KUALA LUMPUR, Aug 1 — The majority of men in this country appear to believe that a woman who flirts with them or invites them to her home has consented to having sex, unless she explicitly says “no”.

Think tank Centre for Governance and Political Studies (Cent-GPS) said it found that over half of the 1,007 men living in the Klang Valley it surveyed were under the impression that body language is enough to indicate consent.

In a report about its findings released today, Cent-GPS said that 65 per cent of men did not know that sexual consent must be an explicit “yes”.

“We found that only around 35 per cent of men surveyed knew that consent meant a partner had to verbally say yes to sex. Disappointingly, the other 65 per cent of male respondents in the Klang Valley incorrectly defined consent as anything other than a verbal “yes” from the female partner,” it said.

Specifically, 30 per cent of the men claimed consent has been given if there was a “mutual agreement”, regardless of whether or not both parties specifically say “yes” to sex.

Another 13 per cent said consent for sex can be identified through “body language”, whether by displaying certain gestures or body movements like making eye contact, touching and kissing.

About 4 per cent men claimed consent is a given when the partner is their wife or girlfriend and does not object or explicitly say “no”.

Another 8.6 per cent interpreted consent to be based on unspecified factors like the mood, vibe, flirting, chemistry, availability of protection and a “general assumption” of non-coercion.

Another 6 per cent unambiguously said they did not know what is considered sexual consent.

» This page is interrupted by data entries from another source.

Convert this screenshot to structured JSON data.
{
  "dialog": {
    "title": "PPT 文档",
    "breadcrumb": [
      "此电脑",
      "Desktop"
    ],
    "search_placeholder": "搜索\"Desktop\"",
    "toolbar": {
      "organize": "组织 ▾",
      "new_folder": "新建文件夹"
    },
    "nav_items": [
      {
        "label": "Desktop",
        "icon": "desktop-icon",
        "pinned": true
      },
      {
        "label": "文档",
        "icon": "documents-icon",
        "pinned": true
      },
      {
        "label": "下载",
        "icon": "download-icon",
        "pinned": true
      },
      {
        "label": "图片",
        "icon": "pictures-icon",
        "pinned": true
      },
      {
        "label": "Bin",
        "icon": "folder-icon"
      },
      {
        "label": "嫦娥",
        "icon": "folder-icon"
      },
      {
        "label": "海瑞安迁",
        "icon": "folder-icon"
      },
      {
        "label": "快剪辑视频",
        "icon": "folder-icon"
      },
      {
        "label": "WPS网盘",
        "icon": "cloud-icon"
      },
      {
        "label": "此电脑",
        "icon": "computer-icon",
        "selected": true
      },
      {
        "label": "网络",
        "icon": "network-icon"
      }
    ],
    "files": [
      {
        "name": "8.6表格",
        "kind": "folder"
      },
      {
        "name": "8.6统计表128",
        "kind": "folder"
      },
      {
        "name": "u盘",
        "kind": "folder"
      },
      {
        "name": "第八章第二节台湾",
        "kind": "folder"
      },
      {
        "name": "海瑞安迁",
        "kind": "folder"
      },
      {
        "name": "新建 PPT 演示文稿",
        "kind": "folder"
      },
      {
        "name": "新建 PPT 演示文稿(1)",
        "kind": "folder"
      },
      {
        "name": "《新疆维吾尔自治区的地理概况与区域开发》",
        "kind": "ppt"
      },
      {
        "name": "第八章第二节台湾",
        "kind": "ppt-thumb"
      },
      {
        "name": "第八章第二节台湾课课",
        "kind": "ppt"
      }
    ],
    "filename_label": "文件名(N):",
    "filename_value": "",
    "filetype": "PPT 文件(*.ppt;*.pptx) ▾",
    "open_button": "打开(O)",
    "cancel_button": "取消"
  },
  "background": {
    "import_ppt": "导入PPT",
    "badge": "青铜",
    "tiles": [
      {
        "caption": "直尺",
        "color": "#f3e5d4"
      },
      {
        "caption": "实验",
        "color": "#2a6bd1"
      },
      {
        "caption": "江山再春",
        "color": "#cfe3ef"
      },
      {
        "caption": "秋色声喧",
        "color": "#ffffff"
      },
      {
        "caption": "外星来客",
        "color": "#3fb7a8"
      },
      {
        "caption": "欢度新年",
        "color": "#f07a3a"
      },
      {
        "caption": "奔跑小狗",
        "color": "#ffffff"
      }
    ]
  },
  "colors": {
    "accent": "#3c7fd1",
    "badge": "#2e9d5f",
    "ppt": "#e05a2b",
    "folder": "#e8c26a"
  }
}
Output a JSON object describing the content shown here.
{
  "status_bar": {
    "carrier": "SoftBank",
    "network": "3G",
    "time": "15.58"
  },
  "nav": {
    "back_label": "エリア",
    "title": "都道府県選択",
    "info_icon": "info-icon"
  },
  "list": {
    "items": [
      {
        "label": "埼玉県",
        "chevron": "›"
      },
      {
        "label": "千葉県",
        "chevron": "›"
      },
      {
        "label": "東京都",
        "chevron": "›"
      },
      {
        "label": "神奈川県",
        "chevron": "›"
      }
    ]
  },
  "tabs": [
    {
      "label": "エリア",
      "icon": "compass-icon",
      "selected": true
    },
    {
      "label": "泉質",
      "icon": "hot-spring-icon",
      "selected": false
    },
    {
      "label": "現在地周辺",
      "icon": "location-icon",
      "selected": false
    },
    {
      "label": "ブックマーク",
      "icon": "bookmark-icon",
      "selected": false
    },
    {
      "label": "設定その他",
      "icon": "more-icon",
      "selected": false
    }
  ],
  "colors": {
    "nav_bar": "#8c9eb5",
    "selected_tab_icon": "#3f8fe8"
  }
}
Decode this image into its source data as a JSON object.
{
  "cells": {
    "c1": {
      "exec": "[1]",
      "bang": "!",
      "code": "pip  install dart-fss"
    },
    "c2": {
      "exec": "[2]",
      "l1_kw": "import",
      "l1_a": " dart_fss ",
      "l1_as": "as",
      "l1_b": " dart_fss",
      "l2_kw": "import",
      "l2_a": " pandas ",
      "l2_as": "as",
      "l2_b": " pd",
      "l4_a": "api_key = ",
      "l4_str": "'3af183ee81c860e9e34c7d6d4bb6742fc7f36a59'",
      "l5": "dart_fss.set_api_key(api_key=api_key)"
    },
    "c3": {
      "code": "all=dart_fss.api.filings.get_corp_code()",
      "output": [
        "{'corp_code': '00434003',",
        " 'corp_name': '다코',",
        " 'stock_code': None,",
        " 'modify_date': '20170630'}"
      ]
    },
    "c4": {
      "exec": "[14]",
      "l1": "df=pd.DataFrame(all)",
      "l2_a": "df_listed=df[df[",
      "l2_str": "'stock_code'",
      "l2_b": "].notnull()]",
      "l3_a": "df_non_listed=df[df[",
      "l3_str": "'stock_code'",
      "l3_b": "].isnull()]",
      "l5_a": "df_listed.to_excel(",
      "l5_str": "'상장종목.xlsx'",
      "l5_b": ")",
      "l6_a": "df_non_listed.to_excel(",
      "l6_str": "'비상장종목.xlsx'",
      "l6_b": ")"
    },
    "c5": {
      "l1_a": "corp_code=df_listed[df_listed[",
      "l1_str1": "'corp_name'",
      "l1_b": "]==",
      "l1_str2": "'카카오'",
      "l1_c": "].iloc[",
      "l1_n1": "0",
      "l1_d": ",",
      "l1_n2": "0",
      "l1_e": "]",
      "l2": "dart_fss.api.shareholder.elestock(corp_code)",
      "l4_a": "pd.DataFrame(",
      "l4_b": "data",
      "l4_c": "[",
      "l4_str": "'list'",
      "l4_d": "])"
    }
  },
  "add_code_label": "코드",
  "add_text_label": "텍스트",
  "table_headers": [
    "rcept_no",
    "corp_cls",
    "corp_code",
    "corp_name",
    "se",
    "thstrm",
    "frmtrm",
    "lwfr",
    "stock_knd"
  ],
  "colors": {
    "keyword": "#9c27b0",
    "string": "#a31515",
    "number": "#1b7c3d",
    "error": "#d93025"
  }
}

Cent-GPS said the survey results are worrying.

The think tank noted that most Malaysian men do not understand the true meaning of consent, and concluded that there is a great need for more effective and in-depth sex education.

The group interviewed comprised Klang Valley residents aged between 18 and 30 years who spoke in English.

Cent-GPS said the interviewees hypothetically represents Malaysia’s urban class with the most comprehension and understanding in terms of consent, sex education and healthy relationships.

“We fear the results and misconceptions surrounding sex education may possibly be the same, or worse in other areas of Malaysia,” Cent-GPS said of the findings.

The government is planning to table a Sexual Harassment Bill this year, following a feasibility study and consultation with NGOs and survivors of sexual harassment.

The Cent-GPS survey results gives cause for concern in the wake of the uproar triggered by PKR senator and former admiral Mohd Imran Abd Hamid who yesterday proposed a law to “protect” men from being seduced into committing sex crimes, including incest, against women.

His suggestion got some support from senate deputy president Datuk Seri Abdul Halim Abdul Samad from Umno, who said it was a “good viewpoint”.

Imran reportedly told the Dewan Negara that the men who molest and rape were “seduced” by the woman’s dressing or way of speaking.

Today, he retracted his proposal and apologised for his remarks even as he insisted his intention was sincere.